[The task]:
Restate the listing word for word; omit the images.

[Dataset]:
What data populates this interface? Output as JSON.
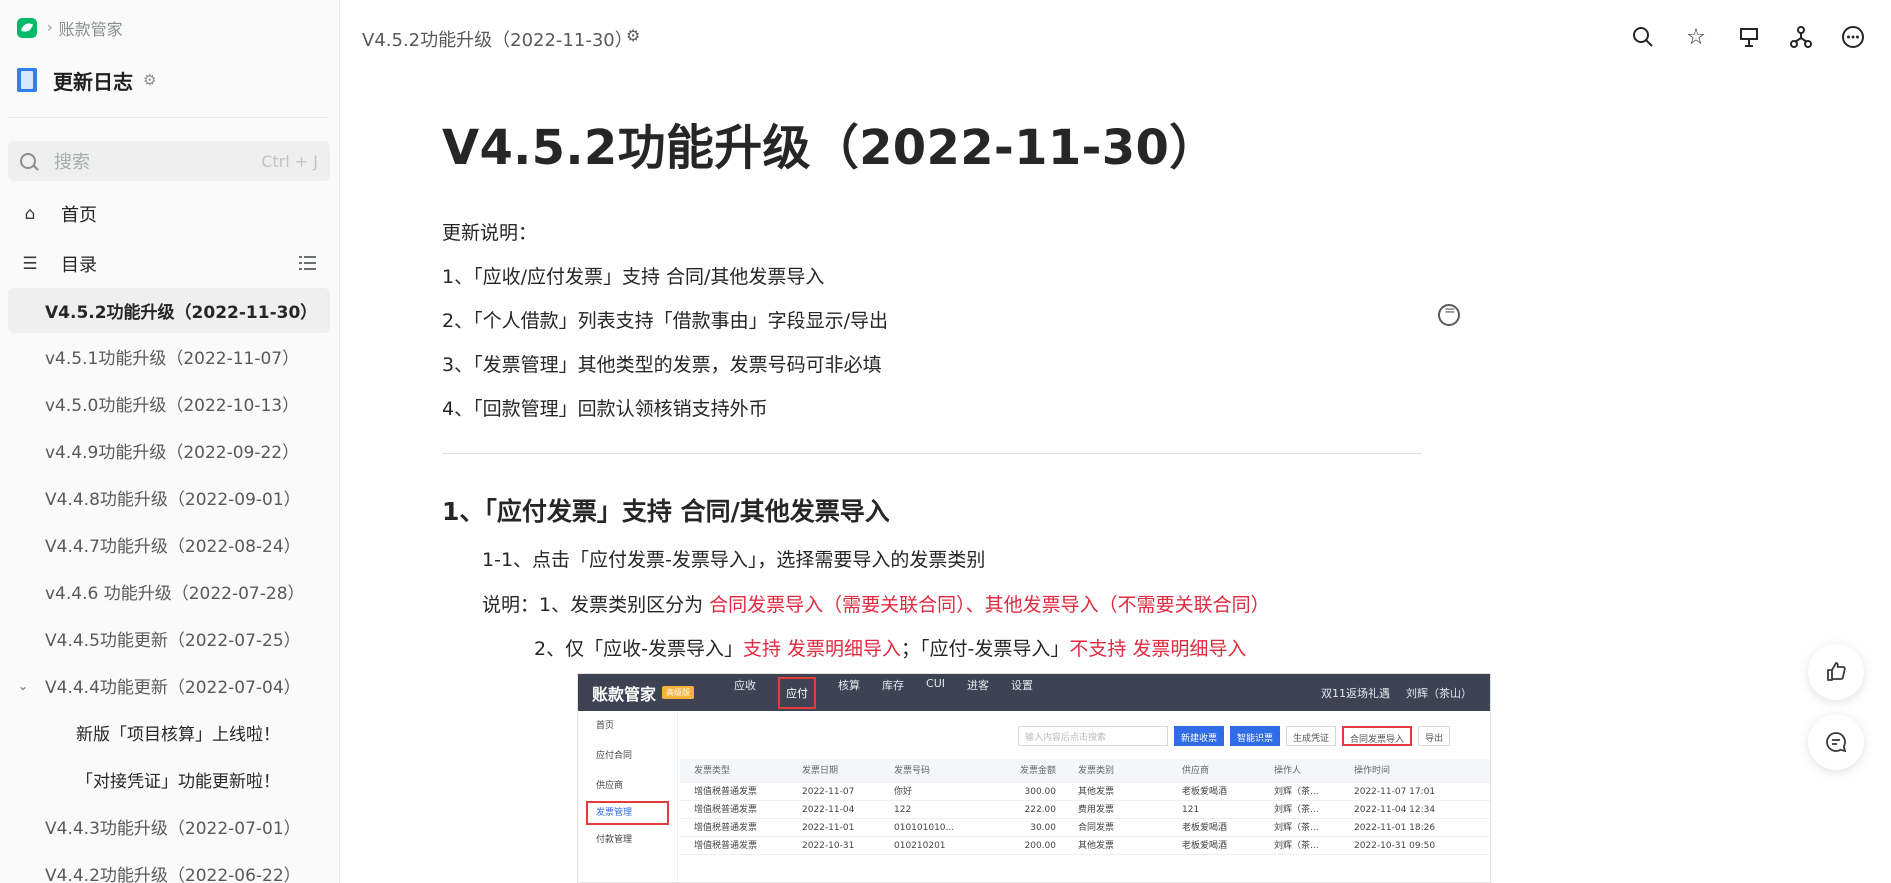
{
  "sidebar": {
    "breadcrumb": "账款管家",
    "book_title": "更新日志",
    "search_placeholder": "搜索",
    "search_shortcut": "Ctrl + J",
    "home_label": "首页",
    "toc_label": "目录",
    "toc_items": [
      {
        "label": "V4.5.2功能升级（2022-11-30）"
      },
      {
        "label": "v4.5.1功能升级（2022-11-07）"
      },
      {
        "label": "v4.5.0功能升级（2022-10-13）"
      },
      {
        "label": "v4.4.9功能升级（2022-09-22）"
      },
      {
        "label": "V4.4.8功能升级（2022-09-01）"
      },
      {
        "label": "V4.4.7功能升级（2022-08-24）"
      },
      {
        "label": "v4.4.6 功能升级（2022-07-28）"
      },
      {
        "label": "V4.4.5功能更新（2022-07-25）"
      },
      {
        "label": "V4.4.4功能更新（2022-07-04）"
      },
      {
        "label": "新版「项目核算」上线啦！"
      },
      {
        "label": "「对接凭证」功能更新啦！"
      },
      {
        "label": "V4.4.3功能升级（2022-07-01）"
      },
      {
        "label": "V4.4.2功能升级（2022-06-22）"
      }
    ]
  },
  "topbar": {
    "title": "V4.5.2功能升级（2022-11-30）",
    "icons": [
      "search-icon",
      "star-icon",
      "present-icon",
      "share-icon",
      "more-icon"
    ]
  },
  "doc": {
    "title": "V4.5.2功能升级（2022-11-30）",
    "intro": "更新说明：",
    "points": [
      "1、「应收/应付发票」支持 合同/其他发票导入",
      "2、「个人借款」列表支持「借款事由」字段显示/导出",
      "3、「发票管理」其他类型的发票，发票号码可非必填",
      "4、「回款管理」回款认领核销支持外币"
    ],
    "section_heading": "1、「应付发票」支持 合同/其他发票导入",
    "step": "1-1、点击「应付发票-发票导入」，选择需要导入的发票类别",
    "note1_prefix": "说明：1、发票类别区分为 ",
    "note1_red": "合同发票导入（需要关联合同）、其他发票导入（不需要关联合同）",
    "note2_a": "2、仅「应收-发票导入」",
    "note2_b": "支持 发票明细导入",
    "note2_c": "；「应付-发票导入」",
    "note2_d": "不支持 发票明细导入"
  },
  "screenshot": {
    "brand": "账款管家",
    "tag": "高级版",
    "nav": [
      "应收",
      "应付",
      "核算",
      "库存",
      "CUI",
      "进客",
      "设置"
    ],
    "right": [
      "双11返场礼遇",
      "刘辉（茶山）"
    ],
    "side": [
      "首页",
      "应付合同",
      "供应商",
      "发票管理",
      "付款管理"
    ],
    "search_placeholder": "输入内容后点击搜索",
    "buttons": [
      "新建收票",
      "智能识票",
      "生成凭证",
      "合同发票导入",
      "导出"
    ],
    "columns": [
      "发票类型",
      "发票日期",
      "发票号码",
      "发票金额",
      "发票类别",
      "供应商",
      "操作人",
      "操作时间"
    ],
    "rows": [
      [
        "增值税普通发票",
        "2022-11-07",
        "你好",
        "300.00",
        "其他发票",
        "老板爱喝酒",
        "刘辉（茶...",
        "2022-11-07 17:01"
      ],
      [
        "增值税普通发票",
        "2022-11-04",
        "122",
        "222.00",
        "费用发票",
        "121",
        "刘辉（茶...",
        "2022-11-04 12:34"
      ],
      [
        "增值税普通发票",
        "2022-11-01",
        "010101010...",
        "30.00",
        "合同发票",
        "老板爱喝酒",
        "刘辉（茶...",
        "2022-11-01 18:26"
      ],
      [
        "增值税普通发票",
        "2022-10-31",
        "010210201",
        "200.00",
        "其他发票",
        "老板爱喝酒",
        "刘辉（茶...",
        "2022-10-31 09:50"
      ]
    ]
  }
}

[Problem solution]:
What data populates this interface? Output as JSON.
{
  "sidebar": {
    "breadcrumb": "账款管家",
    "book_title": "更新日志",
    "search_placeholder": "搜索",
    "search_shortcut": "Ctrl + J",
    "home_label": "首页",
    "toc_label": "目录",
    "toc_items": [
      {
        "label": "V4.5.2功能升级（2022-11-30）"
      },
      {
        "label": "v4.5.1功能升级（2022-11-07）"
      },
      {
        "label": "v4.5.0功能升级（2022-10-13）"
      },
      {
        "label": "v4.4.9功能升级（2022-09-22）"
      },
      {
        "label": "V4.4.8功能升级（2022-09-01）"
      },
      {
        "label": "V4.4.7功能升级（2022-08-24）"
      },
      {
        "label": "v4.4.6 功能升级（2022-07-28）"
      },
      {
        "label": "V4.4.5功能更新（2022-07-25）"
      },
      {
        "label": "V4.4.4功能更新（2022-07-04）"
      },
      {
        "label": "新版「项目核算」上线啦！"
      },
      {
        "label": "「对接凭证」功能更新啦！"
      },
      {
        "label": "V4.4.3功能升级（2022-07-01）"
      },
      {
        "label": "V4.4.2功能升级（2022-06-22）"
      }
    ]
  },
  "topbar": {
    "title": "V4.5.2功能升级（2022-11-30）",
    "icons": [
      "search-icon",
      "star-icon",
      "present-icon",
      "share-icon",
      "more-icon"
    ]
  },
  "doc": {
    "title": "V4.5.2功能升级（2022-11-30）",
    "intro": "更新说明：",
    "points": [
      "1、「应收/应付发票」支持 合同/其他发票导入",
      "2、「个人借款」列表支持「借款事由」字段显示/导出",
      "3、「发票管理」其他类型的发票，发票号码可非必填",
      "4、「回款管理」回款认领核销支持外币"
    ],
    "section_heading": "1、「应付发票」支持 合同/其他发票导入",
    "step": "1-1、点击「应付发票-发票导入」，选择需要导入的发票类别",
    "note1_prefix": "说明：1、发票类别区分为 ",
    "note1_red": "合同发票导入（需要关联合同）、其他发票导入（不需要关联合同）",
    "note2_a": "2、仅「应收-发票导入」",
    "note2_b": "支持 发票明细导入",
    "note2_c": "；「应付-发票导入」",
    "note2_d": "不支持 发票明细导入"
  },
  "screenshot": {
    "brand": "账款管家",
    "tag": "高级版",
    "nav": [
      "应收",
      "应付",
      "核算",
      "库存",
      "CUI",
      "进客",
      "设置"
    ],
    "right": [
      "双11返场礼遇",
      "刘辉（茶山）"
    ],
    "side": [
      "首页",
      "应付合同",
      "供应商",
      "发票管理",
      "付款管理"
    ],
    "search_placeholder": "输入内容后点击搜索",
    "buttons": [
      "新建收票",
      "智能识票",
      "生成凭证",
      "合同发票导入",
      "导出"
    ],
    "columns": [
      "发票类型",
      "发票日期",
      "发票号码",
      "发票金额",
      "发票类别",
      "供应商",
      "操作人",
      "操作时间"
    ],
    "rows": [
      [
        "增值税普通发票",
        "2022-11-07",
        "你好",
        "300.00",
        "其他发票",
        "老板爱喝酒",
        "刘辉（茶...",
        "2022-11-07 17:01"
      ],
      [
        "增值税普通发票",
        "2022-11-04",
        "122",
        "222.00",
        "费用发票",
        "121",
        "刘辉（茶...",
        "2022-11-04 12:34"
      ],
      [
        "增值税普通发票",
        "2022-11-01",
        "010101010...",
        "30.00",
        "合同发票",
        "老板爱喝酒",
        "刘辉（茶...",
        "2022-11-01 18:26"
      ],
      [
        "增值税普通发票",
        "2022-10-31",
        "010210201",
        "200.00",
        "其他发票",
        "老板爱喝酒",
        "刘辉（茶...",
        "2022-10-31 09:50"
      ]
    ]
  }
}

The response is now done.